According to a recent study by the Sports Medicine Institute, nearly 65 percent of all runners get injured each year -- so what do you do when you can't run?

It’s going to happen. You cannot avoid it. Sorry, it just does. According to a recent study by the Sports Medicine Institute, nearly 65 percent of all runners get injured each year, with an average down time of five to 10 percent of normal training volume per year. Some injuries take longer… much longer.

So what’s a run-aholic to do? You know who you are. You’re the one who can’t talk to your spouse in the morning until you’ve had your daily “5.”Your children and your friends avoid you like Europe’s Black Plague until you’ve finished your post-run stretching routine. Even the dog knows there will be no walk until after your 5k on Saturday… which is EVERY Saturday. Yeah, YOU!

Well, here’s the good news. If you start planning now, your down-time won’t be so awful, your family and friends might still recognize you and you may actually gain fitness rather than lose fitness. In fact, if you act now, you could even minimize or eliminate that pending injury all-together.

Back in 2005, I’d just completed a great year of training and racing. Recently having entered the “Masters” category (over age 40), I revved up the training and started racing cross country again, planned and completed two marathons, and had rediscovered track racing. But by early 2006, the wheels (literally) were coming off. A double stress fracture along with shattered sesamoid bone which required surgery on my right foot, had sent me to the sidelines for eight months. EIGHT MONTHS!

How did I survive? I had planned for injury down-time before it happened by familiarizing myself with gym equipment, and had developed a routine of use. Depending on your injury, the severity, your doctor’s instructions and your level of patience, you can maintain fitness and be ready to come back to running sooner than you might otherwise.

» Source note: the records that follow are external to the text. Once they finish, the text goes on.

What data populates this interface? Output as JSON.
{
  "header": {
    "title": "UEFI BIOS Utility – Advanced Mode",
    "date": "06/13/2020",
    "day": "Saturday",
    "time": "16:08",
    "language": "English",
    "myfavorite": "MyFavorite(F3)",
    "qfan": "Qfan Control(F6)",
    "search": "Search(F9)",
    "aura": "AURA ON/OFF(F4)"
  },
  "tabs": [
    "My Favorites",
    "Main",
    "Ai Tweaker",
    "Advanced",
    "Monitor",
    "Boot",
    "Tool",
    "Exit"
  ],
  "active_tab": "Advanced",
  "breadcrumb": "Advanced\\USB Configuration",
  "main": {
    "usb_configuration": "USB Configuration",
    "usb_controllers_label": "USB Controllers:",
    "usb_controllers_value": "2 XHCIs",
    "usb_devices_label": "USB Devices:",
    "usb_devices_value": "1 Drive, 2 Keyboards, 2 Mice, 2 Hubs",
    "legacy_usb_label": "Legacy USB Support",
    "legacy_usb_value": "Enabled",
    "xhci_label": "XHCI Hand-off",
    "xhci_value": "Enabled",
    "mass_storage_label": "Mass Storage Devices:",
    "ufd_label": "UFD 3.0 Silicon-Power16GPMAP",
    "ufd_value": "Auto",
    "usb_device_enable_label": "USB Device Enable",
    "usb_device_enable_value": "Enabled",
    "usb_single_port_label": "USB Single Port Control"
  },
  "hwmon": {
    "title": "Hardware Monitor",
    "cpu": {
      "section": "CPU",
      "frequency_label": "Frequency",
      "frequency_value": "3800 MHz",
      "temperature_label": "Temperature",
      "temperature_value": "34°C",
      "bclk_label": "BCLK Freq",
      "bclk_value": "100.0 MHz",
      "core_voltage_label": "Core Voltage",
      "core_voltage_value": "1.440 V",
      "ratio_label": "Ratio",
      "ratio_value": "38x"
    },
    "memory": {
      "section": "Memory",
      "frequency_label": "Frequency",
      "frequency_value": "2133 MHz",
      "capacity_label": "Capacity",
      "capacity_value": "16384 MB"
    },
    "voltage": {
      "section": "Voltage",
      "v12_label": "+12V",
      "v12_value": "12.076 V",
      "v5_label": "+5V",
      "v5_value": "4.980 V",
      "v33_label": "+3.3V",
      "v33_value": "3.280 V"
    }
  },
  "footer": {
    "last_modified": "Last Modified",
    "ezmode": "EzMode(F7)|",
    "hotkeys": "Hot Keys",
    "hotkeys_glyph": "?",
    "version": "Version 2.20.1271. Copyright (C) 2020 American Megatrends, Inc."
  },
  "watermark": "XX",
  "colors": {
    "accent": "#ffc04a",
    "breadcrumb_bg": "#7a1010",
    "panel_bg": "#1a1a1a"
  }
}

Cross training activities such as swimming, pool running, biking (stationary, spinning, road cycling), Concept 2 Rowers (my personal favorite), treadmill hill walking, elliptical machines, circuit training, etc… can and do provide great workouts. Honest. But they all take some practice in order to be efficient. Find a good trainer who knows runners. Take some fitness classes on weight training, yoga, or tai chi. Anything that keeps you moving!

So before you get bit by the injury bug, experiment on different pieces of cross training equipment and see what you can tolerate. Lay out a plan for when the inevitable happens. Does your physical therapist have equipment you can access? How about a gym or Y membership? Invest in a piece of equipment or even borrow a fellow running junkies’ stuff while he or she is out pounding the roads. Oh, and even start incorporating some of it now, before that injury-in-waiting occurs.

In other words, know in advance what your options are and practice those options while you’re healthy. The frustration levels, though not completely gone, will probably remain minimal. And… you’ll be ready to hit the roads, tracks and trails much sooner than if you had just completely annoyed your loved ones.

By the way, when I did return to running after my eight month hiatus, I was racing again within six months (and actually won my first race back) and had developed a new sense of patience and strength. And my family allowed me to move back in the house.

Former standout Lock Haven University runner Andy Shearer is a member of the Middletown Athletic Club, the Greater Philadelphia Track Club and USA Track and Field.